Vicki Rabe-Harrison thought that Philip would never walk again when she rescued him this past winter. The duck was clearly handicapped, and Rabe-Harrison thought she might have to put him down to relieve him from his pain. Then she stumbled across the videos Jason Jischke’s South Park Middle School class had posted online, showcasing their MakerBot Replicator Mini in action. When she emailed Jischke as a last resort option to help her help Philip, his entire class stepped up.
Jischke and his class full of middle school students immediately set to work 3D printing a pair of custom artificial duck feet. They weren’t sure that Philip would be able to balance wearing them, but their efforts paid off in a perfectly timed surprise. When they informed Rabe-Harrison they had the prosthetics ready, she was just an hour way from putting Philip down.
Since then, Jischke and his students have iterated through more than six different prototypes to get Philip’s prosthetic duck feet just right. The most recent prototype is made with Ninjaflex, and each “webbed” foot is designed to slide onto Philips’ legs to help him walk and waddle naturally. Through trial and error and a lot of waddling practice, Philip is learning to balance again. Hopes are high that in time, Philip will even be able to swim again once he gets used to using his 3D printed feet.
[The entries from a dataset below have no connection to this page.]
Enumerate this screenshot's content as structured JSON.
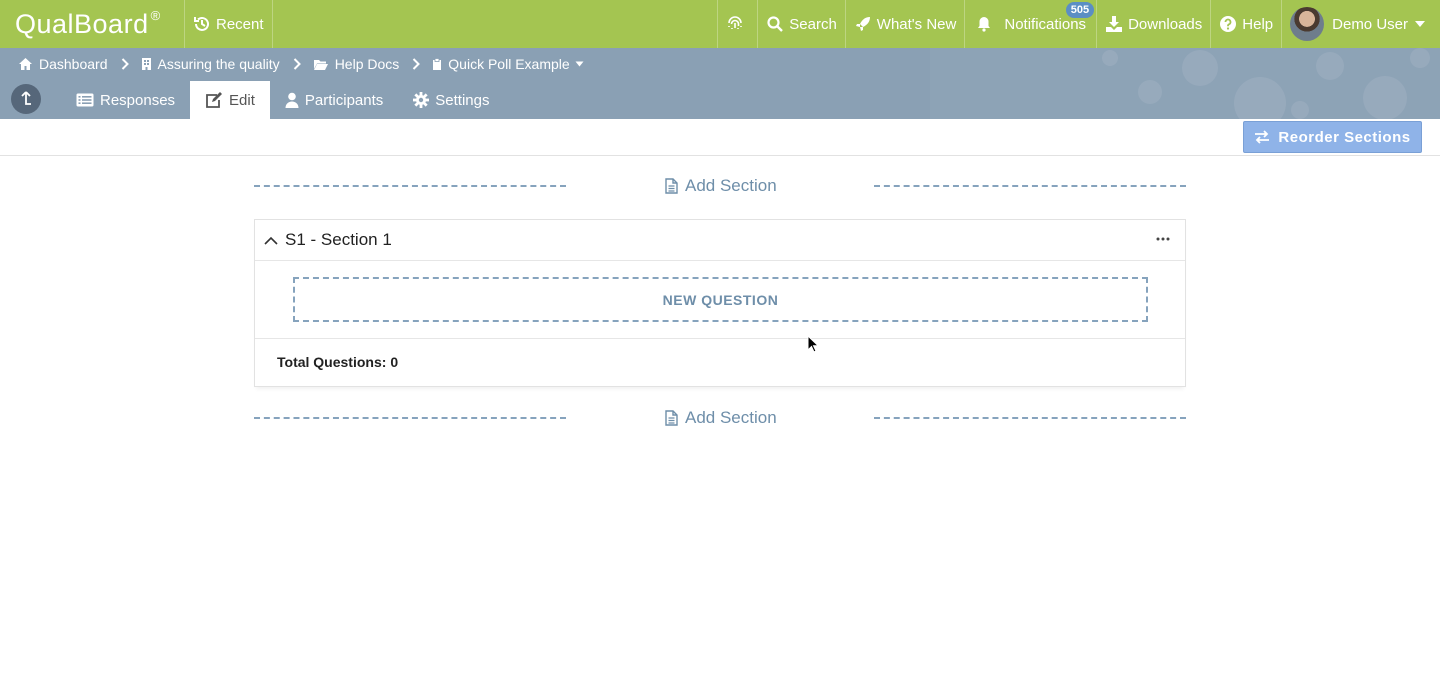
{
  "topbar": {
    "logo_text": "QualBoard",
    "logo_reg": "®",
    "recent_label": "Recent",
    "search_label": "Search",
    "whats_new_label": "What's New",
    "notifications_label": "Notifications",
    "notifications_count": "505",
    "downloads_label": "Downloads",
    "help_label": "Help",
    "user_name": "Demo User"
  },
  "breadcrumb": {
    "dashboard": "Dashboard",
    "project": "Assuring the quality",
    "folder": "Help Docs",
    "activity": "Quick Poll Example"
  },
  "tabs": {
    "responses": "Responses",
    "edit": "Edit",
    "participants": "Participants",
    "settings": "Settings"
  },
  "toolbar": {
    "reorder_label": "Reorder Sections"
  },
  "main": {
    "add_section_label": "Add Section",
    "section": {
      "title": "S1 - Section 1",
      "new_question_label": "NEW QUESTION",
      "total_label": "Total Questions:",
      "total_value": "0"
    }
  },
  "colors": {
    "topbar_bg": "#a4c551",
    "subheader_bg": "#8aa0b4",
    "accent_link": "#6e8ea9",
    "reorder_button": "#8fb3e8",
    "badge": "#5b8ec4"
  }
}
- Forget digging for fossils. This museum 3D printed a full T-Rex skeleton instead
- 3D-printed ivory is here, and it could be a game-changer for wildlife conservation
- New 3D printed satellites are impervious to heat, cold, and cosmic radiation
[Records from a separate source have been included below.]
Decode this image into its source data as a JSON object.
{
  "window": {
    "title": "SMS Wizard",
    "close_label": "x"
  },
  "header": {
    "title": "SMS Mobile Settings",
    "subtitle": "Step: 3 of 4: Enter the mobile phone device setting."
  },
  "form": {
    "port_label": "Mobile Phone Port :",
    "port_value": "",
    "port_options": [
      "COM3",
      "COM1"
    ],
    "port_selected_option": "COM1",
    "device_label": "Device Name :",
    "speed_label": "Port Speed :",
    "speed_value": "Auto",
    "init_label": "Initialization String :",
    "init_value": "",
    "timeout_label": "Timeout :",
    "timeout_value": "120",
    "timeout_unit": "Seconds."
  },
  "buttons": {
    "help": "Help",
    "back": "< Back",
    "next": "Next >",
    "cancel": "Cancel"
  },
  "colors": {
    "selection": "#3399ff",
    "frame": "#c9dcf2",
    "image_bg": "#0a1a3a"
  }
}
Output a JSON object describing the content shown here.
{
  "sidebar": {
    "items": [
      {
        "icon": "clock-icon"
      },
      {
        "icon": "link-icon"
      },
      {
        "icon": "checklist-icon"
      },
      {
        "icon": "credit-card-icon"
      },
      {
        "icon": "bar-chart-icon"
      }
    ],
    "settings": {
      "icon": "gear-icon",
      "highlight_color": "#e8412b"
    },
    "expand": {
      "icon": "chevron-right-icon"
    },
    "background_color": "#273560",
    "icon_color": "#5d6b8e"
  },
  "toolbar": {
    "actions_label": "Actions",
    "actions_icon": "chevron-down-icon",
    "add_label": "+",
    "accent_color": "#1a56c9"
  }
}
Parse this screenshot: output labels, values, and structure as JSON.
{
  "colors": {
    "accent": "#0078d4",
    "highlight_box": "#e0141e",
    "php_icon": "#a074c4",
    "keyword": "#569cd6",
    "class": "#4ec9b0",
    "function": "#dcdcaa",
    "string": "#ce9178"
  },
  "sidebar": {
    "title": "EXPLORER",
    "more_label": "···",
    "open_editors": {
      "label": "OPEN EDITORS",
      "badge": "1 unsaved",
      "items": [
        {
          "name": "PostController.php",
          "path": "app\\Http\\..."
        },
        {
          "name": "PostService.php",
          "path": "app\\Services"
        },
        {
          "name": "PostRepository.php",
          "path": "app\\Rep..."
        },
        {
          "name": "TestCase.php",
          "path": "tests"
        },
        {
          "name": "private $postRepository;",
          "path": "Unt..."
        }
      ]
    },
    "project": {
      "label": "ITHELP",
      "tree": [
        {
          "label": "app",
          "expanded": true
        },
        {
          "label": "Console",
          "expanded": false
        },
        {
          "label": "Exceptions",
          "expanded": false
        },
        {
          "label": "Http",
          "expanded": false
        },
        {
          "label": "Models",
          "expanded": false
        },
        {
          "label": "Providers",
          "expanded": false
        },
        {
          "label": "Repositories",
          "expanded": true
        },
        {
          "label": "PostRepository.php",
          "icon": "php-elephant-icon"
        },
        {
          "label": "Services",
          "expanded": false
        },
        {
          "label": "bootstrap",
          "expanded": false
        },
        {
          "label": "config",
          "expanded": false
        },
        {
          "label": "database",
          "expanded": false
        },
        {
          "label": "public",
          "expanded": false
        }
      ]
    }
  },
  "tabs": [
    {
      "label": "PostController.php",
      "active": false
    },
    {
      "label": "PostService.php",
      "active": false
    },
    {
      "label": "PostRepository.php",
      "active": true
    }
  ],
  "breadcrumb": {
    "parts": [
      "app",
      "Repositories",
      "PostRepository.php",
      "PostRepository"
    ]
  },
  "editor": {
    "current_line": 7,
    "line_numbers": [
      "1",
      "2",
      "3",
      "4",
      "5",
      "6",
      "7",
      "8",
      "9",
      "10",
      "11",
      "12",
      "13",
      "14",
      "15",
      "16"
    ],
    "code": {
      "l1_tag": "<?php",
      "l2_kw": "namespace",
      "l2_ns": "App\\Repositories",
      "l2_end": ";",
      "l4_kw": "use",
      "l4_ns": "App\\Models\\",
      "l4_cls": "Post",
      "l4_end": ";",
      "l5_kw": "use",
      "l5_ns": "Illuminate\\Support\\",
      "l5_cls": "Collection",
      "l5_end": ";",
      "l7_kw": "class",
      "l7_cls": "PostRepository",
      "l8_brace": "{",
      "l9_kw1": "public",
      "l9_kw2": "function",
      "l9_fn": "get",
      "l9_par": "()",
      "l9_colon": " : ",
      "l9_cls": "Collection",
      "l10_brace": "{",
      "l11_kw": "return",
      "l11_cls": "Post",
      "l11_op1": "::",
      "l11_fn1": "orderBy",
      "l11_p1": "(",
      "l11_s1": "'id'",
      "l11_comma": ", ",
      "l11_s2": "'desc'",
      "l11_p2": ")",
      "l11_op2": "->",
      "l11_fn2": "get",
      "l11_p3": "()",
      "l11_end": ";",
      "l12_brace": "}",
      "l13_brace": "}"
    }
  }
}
- This house was 3D printed in 48 hours and finished in a week. Now, it’s for sale
- Ceramic ink could let doctors 3D print bones directly into a patient’s body